But Abraham sees three men. The three men switch in and out with God throughout this story. Try to keep track. And while you're at it, think about this: what are the implications of this regarding the modes of divine epiphany?
Abraham shows some hospitality, bowing to them as a sign of respect, begging them to honor him with their presence, and serving up a feast.
While they're eating, the three guests ask where his wife Sarah is. Abraham points to her tent.
Then one of the guests declares that she will have a son. Hmmm, we've heard this before.
Sarah eavesdrops on the conversation and chuckles to herself because—we mean, she's already gone through menopause. Abraham laughed about this too, but he wasn't quite as discreet as Sarah (compare 17:17-18).
The Lord won't let it go. He interrogates Abraham for Sarah's laughter.
Guess what? Sarah lies about laughing, but come on, who's fooling who? The Lord busts Sarah on her lie.
The three men set out toward Sodom, and Abraham walks with them as he says goodbye.
The Lord tells Abraham that the outcry of Sodom and Gomorrah is very loud, which means that their wickedness is serious stuff.
The Lord's going to go check it out, and if things are as bad as they sound, there's going to be trouble.
Abraham turns philosophical on us and starts questioning the nature of justice. He asks a fair question: will God destroy the righteous with the wicked?
Even if there's fifty good people, isn't it unfair to destroy everyone?
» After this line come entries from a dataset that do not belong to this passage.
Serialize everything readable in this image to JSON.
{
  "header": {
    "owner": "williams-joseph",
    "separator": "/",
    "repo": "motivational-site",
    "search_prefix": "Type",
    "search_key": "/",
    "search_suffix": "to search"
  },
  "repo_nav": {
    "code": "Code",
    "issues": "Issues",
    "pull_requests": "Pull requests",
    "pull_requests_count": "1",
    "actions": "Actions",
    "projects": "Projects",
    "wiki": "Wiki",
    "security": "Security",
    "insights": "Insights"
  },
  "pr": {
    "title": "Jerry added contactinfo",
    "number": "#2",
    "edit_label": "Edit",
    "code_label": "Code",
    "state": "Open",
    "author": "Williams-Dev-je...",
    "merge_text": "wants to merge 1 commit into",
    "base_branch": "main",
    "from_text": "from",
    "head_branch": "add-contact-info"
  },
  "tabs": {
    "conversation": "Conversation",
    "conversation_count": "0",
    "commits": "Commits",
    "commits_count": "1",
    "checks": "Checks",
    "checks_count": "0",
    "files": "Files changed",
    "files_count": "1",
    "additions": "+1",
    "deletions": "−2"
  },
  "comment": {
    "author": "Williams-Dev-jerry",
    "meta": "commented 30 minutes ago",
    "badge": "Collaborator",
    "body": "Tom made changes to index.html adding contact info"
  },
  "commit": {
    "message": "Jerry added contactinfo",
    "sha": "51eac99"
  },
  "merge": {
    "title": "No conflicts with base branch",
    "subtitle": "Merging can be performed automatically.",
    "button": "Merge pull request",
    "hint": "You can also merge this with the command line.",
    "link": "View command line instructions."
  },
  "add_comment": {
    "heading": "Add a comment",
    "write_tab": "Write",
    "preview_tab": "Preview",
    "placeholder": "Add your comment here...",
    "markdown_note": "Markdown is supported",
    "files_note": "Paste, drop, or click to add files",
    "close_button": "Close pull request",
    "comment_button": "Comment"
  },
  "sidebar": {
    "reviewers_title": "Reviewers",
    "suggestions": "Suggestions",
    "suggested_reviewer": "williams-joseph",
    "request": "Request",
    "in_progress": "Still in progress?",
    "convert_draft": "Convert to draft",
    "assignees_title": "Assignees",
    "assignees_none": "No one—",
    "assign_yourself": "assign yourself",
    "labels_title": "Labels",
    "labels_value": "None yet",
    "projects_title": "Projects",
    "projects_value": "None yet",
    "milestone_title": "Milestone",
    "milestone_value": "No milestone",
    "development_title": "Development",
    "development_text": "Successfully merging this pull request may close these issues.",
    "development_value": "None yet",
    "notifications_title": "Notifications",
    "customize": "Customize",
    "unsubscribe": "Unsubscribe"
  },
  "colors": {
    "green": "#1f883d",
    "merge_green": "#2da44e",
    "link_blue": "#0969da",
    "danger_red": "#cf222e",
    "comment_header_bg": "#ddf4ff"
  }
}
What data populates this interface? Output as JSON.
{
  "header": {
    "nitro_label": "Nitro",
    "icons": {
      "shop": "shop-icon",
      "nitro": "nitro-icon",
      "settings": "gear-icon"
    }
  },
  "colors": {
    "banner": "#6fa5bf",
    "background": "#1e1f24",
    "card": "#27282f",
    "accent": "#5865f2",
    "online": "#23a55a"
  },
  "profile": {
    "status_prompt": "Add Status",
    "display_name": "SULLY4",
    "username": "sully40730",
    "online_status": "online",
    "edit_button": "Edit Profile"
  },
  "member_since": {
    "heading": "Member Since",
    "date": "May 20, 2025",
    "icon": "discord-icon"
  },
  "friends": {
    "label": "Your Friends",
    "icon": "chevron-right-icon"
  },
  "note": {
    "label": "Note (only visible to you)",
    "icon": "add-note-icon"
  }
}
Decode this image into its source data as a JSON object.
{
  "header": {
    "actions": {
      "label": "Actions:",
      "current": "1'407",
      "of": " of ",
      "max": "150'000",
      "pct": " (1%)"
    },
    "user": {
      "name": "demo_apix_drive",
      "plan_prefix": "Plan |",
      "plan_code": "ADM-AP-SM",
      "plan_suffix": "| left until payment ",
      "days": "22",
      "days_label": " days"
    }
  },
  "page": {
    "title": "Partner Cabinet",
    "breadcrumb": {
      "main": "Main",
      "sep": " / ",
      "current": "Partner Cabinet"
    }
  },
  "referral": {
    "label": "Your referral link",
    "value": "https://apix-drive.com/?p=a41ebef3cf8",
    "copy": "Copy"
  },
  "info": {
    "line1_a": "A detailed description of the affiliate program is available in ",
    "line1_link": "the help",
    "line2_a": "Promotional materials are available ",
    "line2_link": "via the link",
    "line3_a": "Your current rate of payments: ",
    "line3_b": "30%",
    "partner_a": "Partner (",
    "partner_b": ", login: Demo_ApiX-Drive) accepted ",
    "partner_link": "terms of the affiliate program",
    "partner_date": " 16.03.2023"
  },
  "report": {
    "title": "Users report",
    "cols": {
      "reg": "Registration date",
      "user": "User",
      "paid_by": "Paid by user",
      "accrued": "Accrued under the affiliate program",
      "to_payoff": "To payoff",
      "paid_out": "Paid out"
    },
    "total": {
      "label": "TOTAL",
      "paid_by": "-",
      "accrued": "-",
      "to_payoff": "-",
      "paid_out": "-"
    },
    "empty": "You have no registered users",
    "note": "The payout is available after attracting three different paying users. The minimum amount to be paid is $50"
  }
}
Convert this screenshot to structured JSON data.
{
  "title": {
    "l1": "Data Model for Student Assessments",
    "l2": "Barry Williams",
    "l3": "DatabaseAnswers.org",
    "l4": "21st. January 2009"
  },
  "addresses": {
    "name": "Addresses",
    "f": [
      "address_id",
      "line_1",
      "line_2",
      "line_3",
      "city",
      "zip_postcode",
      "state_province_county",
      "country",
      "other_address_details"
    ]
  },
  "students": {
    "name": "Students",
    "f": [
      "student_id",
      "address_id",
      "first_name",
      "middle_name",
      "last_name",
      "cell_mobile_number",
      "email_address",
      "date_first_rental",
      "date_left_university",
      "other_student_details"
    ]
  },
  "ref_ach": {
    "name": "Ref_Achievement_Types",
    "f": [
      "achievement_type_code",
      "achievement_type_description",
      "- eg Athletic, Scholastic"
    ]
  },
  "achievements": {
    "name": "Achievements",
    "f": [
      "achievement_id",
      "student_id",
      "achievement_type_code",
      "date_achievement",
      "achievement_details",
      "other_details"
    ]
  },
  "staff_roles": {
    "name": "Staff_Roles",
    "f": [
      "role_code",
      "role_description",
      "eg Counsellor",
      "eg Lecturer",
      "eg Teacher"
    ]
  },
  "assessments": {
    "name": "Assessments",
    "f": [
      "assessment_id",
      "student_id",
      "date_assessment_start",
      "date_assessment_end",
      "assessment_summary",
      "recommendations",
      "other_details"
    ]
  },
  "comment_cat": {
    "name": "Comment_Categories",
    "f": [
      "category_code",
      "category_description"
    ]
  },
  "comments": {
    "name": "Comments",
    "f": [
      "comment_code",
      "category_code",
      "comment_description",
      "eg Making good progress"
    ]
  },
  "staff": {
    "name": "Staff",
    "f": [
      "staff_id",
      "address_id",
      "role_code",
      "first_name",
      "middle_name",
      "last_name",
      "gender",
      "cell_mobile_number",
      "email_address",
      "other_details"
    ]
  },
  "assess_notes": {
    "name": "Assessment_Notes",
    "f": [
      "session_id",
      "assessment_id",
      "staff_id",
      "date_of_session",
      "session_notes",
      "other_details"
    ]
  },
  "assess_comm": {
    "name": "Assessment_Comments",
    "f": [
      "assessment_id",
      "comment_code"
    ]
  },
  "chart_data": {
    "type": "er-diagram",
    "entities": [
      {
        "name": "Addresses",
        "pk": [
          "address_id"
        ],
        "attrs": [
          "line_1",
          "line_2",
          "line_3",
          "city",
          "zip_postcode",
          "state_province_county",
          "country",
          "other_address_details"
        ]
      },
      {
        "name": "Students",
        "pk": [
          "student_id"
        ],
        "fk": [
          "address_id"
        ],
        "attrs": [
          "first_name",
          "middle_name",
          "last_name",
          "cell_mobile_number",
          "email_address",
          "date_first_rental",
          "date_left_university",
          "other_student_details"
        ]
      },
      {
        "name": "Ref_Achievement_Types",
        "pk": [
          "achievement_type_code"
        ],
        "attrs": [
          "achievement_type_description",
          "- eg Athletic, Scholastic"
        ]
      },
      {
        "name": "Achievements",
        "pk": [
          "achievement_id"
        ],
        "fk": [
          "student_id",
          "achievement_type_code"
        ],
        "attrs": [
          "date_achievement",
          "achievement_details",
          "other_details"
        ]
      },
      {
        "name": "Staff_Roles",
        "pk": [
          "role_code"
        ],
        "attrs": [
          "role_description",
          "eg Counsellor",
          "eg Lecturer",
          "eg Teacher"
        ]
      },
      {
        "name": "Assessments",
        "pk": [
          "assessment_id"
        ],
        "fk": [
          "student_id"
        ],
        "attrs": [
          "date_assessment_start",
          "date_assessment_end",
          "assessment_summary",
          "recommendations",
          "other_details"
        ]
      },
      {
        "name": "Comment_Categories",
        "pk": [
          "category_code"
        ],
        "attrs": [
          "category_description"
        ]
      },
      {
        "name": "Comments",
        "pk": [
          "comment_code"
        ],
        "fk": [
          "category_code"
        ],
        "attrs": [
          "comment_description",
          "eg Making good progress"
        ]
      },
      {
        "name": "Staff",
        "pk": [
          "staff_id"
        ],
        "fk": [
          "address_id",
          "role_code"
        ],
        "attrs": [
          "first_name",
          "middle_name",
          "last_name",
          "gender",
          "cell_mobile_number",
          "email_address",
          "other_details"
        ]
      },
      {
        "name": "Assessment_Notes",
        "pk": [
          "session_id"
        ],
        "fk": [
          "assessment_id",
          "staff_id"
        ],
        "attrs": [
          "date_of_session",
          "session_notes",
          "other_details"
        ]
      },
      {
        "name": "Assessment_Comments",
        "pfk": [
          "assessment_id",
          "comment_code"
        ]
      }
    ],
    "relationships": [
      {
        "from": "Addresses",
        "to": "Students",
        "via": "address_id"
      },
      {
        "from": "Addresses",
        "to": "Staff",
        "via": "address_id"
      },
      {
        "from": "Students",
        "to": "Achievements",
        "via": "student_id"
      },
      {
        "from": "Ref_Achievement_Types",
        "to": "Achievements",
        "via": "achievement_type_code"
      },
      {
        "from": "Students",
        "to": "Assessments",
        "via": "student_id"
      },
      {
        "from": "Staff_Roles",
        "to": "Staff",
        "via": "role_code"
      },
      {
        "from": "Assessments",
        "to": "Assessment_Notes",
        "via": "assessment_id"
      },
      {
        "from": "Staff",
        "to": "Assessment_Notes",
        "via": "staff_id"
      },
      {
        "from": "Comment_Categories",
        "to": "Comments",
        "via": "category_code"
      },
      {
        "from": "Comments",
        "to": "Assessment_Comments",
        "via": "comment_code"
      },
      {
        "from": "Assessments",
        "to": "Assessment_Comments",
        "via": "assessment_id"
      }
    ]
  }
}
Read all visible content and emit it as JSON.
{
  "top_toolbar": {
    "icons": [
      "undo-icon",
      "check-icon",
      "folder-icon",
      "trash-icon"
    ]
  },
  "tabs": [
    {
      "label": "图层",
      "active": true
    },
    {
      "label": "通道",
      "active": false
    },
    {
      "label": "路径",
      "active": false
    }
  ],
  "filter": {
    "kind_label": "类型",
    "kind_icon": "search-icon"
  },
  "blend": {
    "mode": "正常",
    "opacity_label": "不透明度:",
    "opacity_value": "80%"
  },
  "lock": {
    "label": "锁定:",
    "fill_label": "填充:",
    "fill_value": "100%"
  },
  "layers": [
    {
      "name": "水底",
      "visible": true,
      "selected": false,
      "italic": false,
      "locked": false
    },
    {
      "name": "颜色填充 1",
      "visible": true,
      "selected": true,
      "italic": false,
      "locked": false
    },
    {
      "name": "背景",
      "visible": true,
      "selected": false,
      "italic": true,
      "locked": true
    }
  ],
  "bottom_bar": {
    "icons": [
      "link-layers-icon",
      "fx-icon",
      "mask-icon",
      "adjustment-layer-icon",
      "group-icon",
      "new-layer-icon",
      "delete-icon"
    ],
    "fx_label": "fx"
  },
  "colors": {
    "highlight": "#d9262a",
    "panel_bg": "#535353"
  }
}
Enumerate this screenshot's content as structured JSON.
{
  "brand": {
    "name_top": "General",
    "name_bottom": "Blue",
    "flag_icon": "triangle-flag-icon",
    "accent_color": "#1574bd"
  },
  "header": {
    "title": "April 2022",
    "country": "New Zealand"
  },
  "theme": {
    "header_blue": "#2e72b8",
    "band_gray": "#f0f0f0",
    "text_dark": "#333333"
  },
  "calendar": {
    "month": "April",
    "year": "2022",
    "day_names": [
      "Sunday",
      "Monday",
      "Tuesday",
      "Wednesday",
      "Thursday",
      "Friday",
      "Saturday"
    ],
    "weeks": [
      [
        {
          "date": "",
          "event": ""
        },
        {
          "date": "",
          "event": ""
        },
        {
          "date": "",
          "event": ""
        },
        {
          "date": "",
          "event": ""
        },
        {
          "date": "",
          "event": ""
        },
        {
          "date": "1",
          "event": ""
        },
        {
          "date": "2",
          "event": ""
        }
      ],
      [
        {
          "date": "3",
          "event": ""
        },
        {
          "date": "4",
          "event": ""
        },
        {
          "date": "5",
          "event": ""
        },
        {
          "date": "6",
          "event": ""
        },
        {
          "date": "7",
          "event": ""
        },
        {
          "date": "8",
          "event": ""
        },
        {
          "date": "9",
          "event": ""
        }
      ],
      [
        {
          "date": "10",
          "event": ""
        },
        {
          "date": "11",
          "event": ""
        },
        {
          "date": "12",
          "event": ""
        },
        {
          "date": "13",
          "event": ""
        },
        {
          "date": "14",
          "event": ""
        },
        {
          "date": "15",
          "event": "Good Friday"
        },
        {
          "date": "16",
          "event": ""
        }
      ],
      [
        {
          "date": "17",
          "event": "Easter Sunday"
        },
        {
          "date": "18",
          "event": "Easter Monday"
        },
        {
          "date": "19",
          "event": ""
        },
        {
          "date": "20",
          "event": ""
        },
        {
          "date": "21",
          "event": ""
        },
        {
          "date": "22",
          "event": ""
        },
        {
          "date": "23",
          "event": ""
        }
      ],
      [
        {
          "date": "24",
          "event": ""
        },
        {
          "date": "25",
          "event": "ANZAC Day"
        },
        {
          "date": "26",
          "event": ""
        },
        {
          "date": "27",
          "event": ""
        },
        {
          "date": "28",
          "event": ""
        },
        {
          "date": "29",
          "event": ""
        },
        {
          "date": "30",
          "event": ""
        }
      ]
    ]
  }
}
God should distinguish between the innocent and the guilty. He is, after all, the "Judge of all the earth" (18:26). Doesn't that mean he should act with justice?
The Lord thinks Abraham has a good point. The deity didn't cut a bunch of deals with this guy for nothing.
Abraham pushes harder and asks whether this holds true for forty-five innocent people.
(Don't worry, he prefaces his remark by humbly admitting he is but dust and ashes. That's a smart thing to do when talking to authority figures, we guess.)
God agrees. God will not destroy the cities if there are forty-five righteous people there.
This continues until Abraham whittles the Lord down from fifty to ten righteous people.